## TASK INSTRUCTIONS
A line belongs in the answer if it contains "icon"; copy every such line from the entries below.

Saved entries:
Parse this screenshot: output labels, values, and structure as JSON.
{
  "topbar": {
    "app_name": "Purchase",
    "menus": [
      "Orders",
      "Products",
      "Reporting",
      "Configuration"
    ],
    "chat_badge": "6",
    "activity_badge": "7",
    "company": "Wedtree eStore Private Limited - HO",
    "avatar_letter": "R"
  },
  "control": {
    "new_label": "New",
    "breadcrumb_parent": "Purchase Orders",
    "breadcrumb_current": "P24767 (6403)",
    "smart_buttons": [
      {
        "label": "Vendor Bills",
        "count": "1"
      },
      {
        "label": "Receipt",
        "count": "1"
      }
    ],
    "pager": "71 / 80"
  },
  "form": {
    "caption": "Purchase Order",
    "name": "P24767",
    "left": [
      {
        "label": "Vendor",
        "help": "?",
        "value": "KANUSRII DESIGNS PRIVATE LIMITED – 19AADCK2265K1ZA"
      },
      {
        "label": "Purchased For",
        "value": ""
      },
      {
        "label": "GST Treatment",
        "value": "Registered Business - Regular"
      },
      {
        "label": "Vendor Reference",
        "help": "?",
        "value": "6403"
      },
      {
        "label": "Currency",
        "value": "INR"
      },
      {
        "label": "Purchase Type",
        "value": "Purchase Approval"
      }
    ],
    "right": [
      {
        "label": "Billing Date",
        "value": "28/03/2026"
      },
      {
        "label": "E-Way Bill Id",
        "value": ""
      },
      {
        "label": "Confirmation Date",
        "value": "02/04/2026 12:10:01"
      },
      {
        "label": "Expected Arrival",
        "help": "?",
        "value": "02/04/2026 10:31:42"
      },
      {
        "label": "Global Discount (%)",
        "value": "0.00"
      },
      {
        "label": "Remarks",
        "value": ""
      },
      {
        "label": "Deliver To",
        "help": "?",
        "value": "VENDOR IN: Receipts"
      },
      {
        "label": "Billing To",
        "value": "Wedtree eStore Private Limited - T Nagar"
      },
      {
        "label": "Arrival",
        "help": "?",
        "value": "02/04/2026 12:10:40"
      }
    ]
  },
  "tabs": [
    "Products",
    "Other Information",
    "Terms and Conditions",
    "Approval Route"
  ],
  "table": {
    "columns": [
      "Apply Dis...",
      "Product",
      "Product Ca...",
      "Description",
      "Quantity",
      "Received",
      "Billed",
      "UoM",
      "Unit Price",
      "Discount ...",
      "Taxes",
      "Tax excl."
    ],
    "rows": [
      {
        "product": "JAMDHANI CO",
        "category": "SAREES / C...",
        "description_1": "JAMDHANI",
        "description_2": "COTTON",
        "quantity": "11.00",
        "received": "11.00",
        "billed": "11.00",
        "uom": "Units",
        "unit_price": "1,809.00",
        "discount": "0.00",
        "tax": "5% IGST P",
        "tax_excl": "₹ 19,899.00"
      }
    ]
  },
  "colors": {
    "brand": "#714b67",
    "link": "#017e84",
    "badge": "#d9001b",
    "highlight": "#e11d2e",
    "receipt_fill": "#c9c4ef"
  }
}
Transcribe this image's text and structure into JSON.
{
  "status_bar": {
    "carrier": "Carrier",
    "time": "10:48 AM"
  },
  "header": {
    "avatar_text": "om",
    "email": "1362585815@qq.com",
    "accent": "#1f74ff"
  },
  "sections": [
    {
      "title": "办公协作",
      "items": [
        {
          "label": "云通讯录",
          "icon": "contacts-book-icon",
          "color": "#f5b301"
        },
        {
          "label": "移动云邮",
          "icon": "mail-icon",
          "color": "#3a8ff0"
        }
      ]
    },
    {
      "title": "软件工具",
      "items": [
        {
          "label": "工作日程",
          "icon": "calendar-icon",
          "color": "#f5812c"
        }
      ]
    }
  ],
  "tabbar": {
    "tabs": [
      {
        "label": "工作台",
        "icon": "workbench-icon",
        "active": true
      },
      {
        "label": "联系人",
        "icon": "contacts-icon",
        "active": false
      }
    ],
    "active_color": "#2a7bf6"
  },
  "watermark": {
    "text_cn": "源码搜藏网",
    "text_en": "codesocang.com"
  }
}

## EXPECTED OUTPUT
          "icon": "contacts-book-icon",
          "icon": "mail-icon",
          "icon": "calendar-icon",
        "icon": "workbench-icon",
        "icon": "contacts-icon",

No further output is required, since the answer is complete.